It’s now official: Salman Kahn , of the Kahn Academy is a Very Bad Man. Why? Because he’s become popular, as an educator, and he’s not even a proper teacher!! Worse than that – he’s an ex-hedge fund trader… imagine that. Despite the 90 million lessons his website claims to have delivered, he’s never stood in front of a bunch of rowdy inner-city kids, so he clearly needs bringing down a peg or two….
….which seems to be the way of the world these days, I’m afraid. We build ’em up, we knock ’em down. But there seems to have been an increasing backlash against the Ted-ification of Kahn’s ideas, among teachers. I find this saddening. I should come clean: I’m a fan of Sal’s work – I blogged about the power of on-line learning a while back.
Sure, he’s not the only one doing it. And he’s definitely not the only resource for the flipped classroom. But some of the carping which I’ve read on the blogosphere in recent weeks just seems to be nothing more than professional jealousy.
I was particularly saddened to see Diane Ravitch re-tweet a post today from Gary Rubenstein on Khan. The gist of Gary’s attack on Khan seemed to be that Khan was, well, famous, and he, Gary, wasn’t. In order to prove how much better Gary was, he embedded a specially prepared video tutorial, which, alongside a similar Khan video, would show the world what a proper teacher looked like.

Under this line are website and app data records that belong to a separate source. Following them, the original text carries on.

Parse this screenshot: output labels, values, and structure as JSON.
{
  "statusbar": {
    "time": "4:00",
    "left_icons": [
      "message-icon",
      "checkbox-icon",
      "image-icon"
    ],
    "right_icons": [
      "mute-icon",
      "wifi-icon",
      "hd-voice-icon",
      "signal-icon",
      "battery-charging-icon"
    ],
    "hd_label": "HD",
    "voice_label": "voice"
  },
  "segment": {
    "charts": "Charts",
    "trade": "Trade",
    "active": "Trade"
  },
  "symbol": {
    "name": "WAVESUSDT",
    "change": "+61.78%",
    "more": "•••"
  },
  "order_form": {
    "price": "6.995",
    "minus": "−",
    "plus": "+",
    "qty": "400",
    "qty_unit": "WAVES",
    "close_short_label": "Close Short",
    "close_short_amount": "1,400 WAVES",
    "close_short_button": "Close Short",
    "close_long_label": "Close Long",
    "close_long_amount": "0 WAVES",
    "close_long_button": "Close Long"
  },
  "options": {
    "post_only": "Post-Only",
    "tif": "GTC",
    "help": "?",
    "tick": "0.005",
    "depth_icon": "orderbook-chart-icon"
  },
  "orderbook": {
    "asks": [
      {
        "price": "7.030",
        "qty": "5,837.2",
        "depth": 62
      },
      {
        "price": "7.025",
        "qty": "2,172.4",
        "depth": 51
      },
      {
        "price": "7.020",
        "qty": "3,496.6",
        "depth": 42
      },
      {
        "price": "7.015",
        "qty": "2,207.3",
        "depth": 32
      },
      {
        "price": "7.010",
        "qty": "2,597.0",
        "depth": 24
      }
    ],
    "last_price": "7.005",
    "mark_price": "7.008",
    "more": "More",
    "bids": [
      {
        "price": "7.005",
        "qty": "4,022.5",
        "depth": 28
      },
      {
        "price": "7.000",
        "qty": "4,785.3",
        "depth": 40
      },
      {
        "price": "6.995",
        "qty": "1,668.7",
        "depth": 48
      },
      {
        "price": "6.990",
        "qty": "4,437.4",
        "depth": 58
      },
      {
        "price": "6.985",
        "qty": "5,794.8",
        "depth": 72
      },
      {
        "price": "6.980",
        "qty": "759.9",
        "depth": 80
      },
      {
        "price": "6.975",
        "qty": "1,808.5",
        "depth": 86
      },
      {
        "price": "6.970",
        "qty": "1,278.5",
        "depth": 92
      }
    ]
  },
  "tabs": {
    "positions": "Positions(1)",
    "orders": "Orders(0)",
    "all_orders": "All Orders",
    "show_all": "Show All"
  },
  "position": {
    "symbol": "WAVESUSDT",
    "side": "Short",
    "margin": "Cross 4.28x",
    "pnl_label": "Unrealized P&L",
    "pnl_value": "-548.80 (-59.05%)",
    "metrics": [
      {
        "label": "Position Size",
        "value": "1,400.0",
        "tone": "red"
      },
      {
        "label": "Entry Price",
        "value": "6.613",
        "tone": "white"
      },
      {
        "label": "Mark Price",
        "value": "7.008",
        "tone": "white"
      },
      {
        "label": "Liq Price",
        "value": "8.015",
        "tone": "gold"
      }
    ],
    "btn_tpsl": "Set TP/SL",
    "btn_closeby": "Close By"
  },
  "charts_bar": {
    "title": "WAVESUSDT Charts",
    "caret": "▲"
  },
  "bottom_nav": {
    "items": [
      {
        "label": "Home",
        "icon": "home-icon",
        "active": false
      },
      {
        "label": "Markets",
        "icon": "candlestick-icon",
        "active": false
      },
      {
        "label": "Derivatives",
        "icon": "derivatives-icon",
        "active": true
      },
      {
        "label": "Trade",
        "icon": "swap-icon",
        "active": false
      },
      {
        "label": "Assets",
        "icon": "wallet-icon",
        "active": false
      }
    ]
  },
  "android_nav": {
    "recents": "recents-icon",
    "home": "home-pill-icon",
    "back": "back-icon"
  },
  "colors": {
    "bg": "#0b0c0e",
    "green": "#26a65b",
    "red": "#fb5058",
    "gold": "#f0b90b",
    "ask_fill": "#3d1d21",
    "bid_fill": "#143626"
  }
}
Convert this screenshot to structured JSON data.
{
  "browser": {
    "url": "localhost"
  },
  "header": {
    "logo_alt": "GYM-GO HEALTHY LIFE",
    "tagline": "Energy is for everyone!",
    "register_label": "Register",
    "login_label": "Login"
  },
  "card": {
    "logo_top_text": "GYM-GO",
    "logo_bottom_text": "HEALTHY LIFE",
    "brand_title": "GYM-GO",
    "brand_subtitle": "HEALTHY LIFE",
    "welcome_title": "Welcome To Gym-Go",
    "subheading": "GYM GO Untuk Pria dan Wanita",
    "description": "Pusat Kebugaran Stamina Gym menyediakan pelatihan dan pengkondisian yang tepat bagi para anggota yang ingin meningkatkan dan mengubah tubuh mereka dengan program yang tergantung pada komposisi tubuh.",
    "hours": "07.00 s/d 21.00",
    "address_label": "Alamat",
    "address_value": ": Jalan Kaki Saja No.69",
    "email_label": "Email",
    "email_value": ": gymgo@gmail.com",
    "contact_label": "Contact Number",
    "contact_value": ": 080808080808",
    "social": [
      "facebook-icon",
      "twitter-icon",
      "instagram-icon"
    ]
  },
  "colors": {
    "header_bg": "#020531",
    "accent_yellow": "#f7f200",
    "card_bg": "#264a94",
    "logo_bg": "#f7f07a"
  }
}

Well, I’m sorry, Gary. I’ve looked at both, and yours comes off worst (even though you proclaimed yours, in your opinion, was better). I personally found it moving at too slow a pace, and wasn’t asking much of your students – Kahn’s first calculation demanded a fractional answer, yours didn’t.
But that’s really not the point of this post.
Who said that posting math videos was a competition? Not Sal Khan. A long while back I posted on the difference between rivalrous and non-rivalrous properties of the Learning Commons. Commodities are rivalrous: if I take a bite out of your apple, there’s less for you to chew on. But some commodities – like learning – are gloriously non-rivalrous. Like a candle doesn’t lose its glow from lighting another candle, so putting forward an idea, like Khan has done, doesn’t take anything away from other pedagogic approaches.
As a teacher, I can choose to use Khan’s Math video, or Rubenstein’s, or any of those that are out there. But, perhaps we should at least give Sal Khan the credit he deserves for spurring on so many people to out-do him, by creating their own online, complementary, flip/non-flipped videos. Be honest, would you have even bothered if you hadn’t seen all the acclaim that Khan was getting?
Come on, people, we’re bigger than this. Salman Khan may have scooped a ton of money from Gates and Google, but that doesn’t mean to say that any of the kids we teach are worse off as a result.
There are so many other issues in the education world that we should unite over: the dead hand of standardised testing; the so-called accountability agenda; the need to take the great leap forward in pedagogy. In the bigger picture, the Khan Academy getting lots of headlines, and some extrenal funding, comes pretty low down on the list of things to complain about.
I mean, it’s not like it’s compulsory, is it?